Scientists in Japan have discovered a way mosquitoes can detect cancer in a human’s breath.
The research team, led by Professor Shoji Takeuchi of the University of Tokyo, believe their method, which uses mosquito olfactory receptors from the insect’s antenna, will be ready within 10 years.
Professor Takeuchi’s team’s findings were published in the US Journal Science Advances.
A mosquito’s antennae have about 100 kinds of smell receptors that can detect specific odours.
When the receptor connects with a specific smell molecule, an opening appears on the cellular membrane to let smell ions enter the cell and be detected, the paper says.

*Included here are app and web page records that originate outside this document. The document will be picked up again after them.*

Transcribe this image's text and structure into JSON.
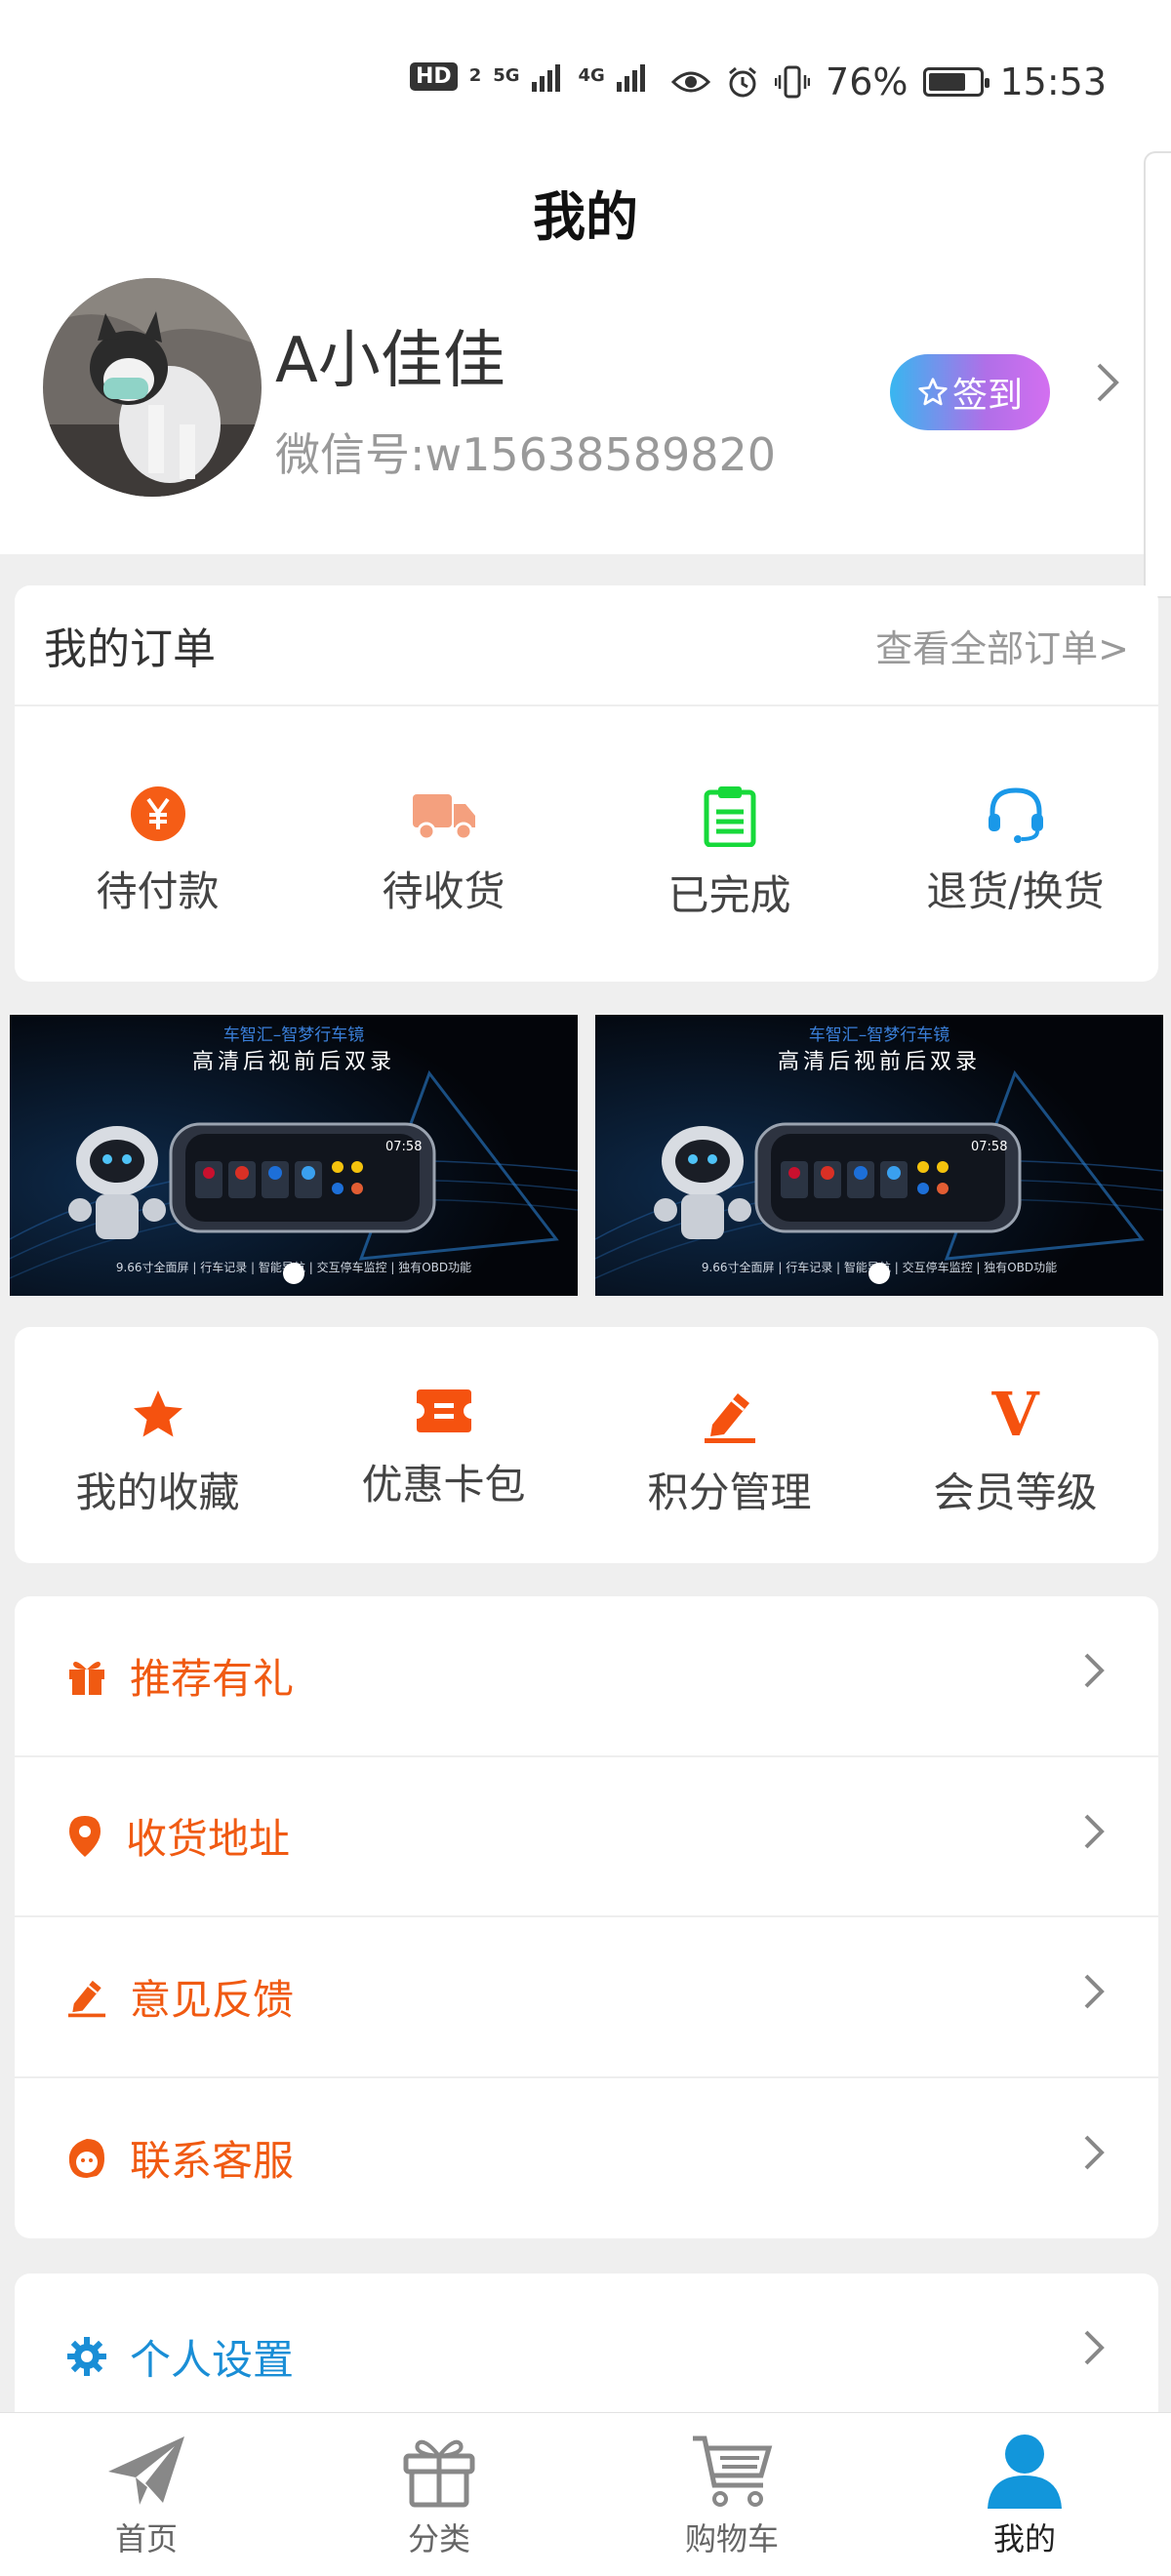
{
  "status_bar": {
    "hd_label": "HD",
    "hd_sub": "2",
    "net1": "5G",
    "net2": "4G",
    "battery_percent": "76%",
    "battery_level": 0.76,
    "time": "15:53"
  },
  "header": {
    "title": "我的",
    "username": "A小佳佳",
    "wechat_id": "微信号:w15638589820",
    "signin_label": "签到"
  },
  "orders": {
    "title": "我的订单",
    "view_all": "查看全部订单>",
    "items": [
      {
        "label": "待付款",
        "icon": "yen-icon"
      },
      {
        "label": "待收货",
        "icon": "truck-icon"
      },
      {
        "label": "已完成",
        "icon": "clipboard-icon"
      },
      {
        "label": "退货/换货",
        "icon": "headset-icon"
      }
    ]
  },
  "banners": [
    {
      "brand": "车智汇–智梦行车镜",
      "title": "高清后视前后双录",
      "screen_time": "07:58",
      "footer": "9.66寸全面屏 | 行车记录 | 智能导航 | 交互停车监控 | 独有OBD功能"
    },
    {
      "brand": "车智汇–智梦行车镜",
      "title": "高清后视前后双录",
      "screen_time": "07:58",
      "footer": "9.66寸全面屏 | 行车记录 | 智能导航 | 交互停车监控 | 独有OBD功能"
    }
  ],
  "tools": {
    "items": [
      {
        "label": "我的收藏",
        "icon": "star-icon"
      },
      {
        "label": "优惠卡包",
        "icon": "coupon-icon"
      },
      {
        "label": "积分管理",
        "icon": "pencil-icon"
      },
      {
        "label": "会员等级",
        "icon": "vip-icon",
        "glyph": "V"
      }
    ]
  },
  "menu": {
    "items": [
      {
        "label": "推荐有礼",
        "icon": "gift-icon"
      },
      {
        "label": "收货地址",
        "icon": "location-pin-icon"
      },
      {
        "label": "意见反馈",
        "icon": "edit-icon"
      },
      {
        "label": "联系客服",
        "icon": "service-agent-icon"
      }
    ],
    "settings_label": "个人设置"
  },
  "tabbar": {
    "items": [
      {
        "label": "首页",
        "icon": "paper-plane-icon"
      },
      {
        "label": "分类",
        "icon": "gift-box-icon"
      },
      {
        "label": "购物车",
        "icon": "cart-icon"
      },
      {
        "label": "我的",
        "icon": "user-icon"
      }
    ],
    "active_index": 3
  },
  "colors": {
    "accent_orange": "#f05a12",
    "accent_blue": "#1a8ed6",
    "tab_active": "#1296db"
  }
}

Professor Takeuchi’s team created an artificial cellular membrane embedded with a mosquito’s smell receptor that can detect ocetenol, a chemical found in human sweat and can be used as a biomarker for liver cancer.
A lunch box-sized prototype detected octenol at a concentration of 0.5 parts per billion in breath samples within 10 minutes, according to the team.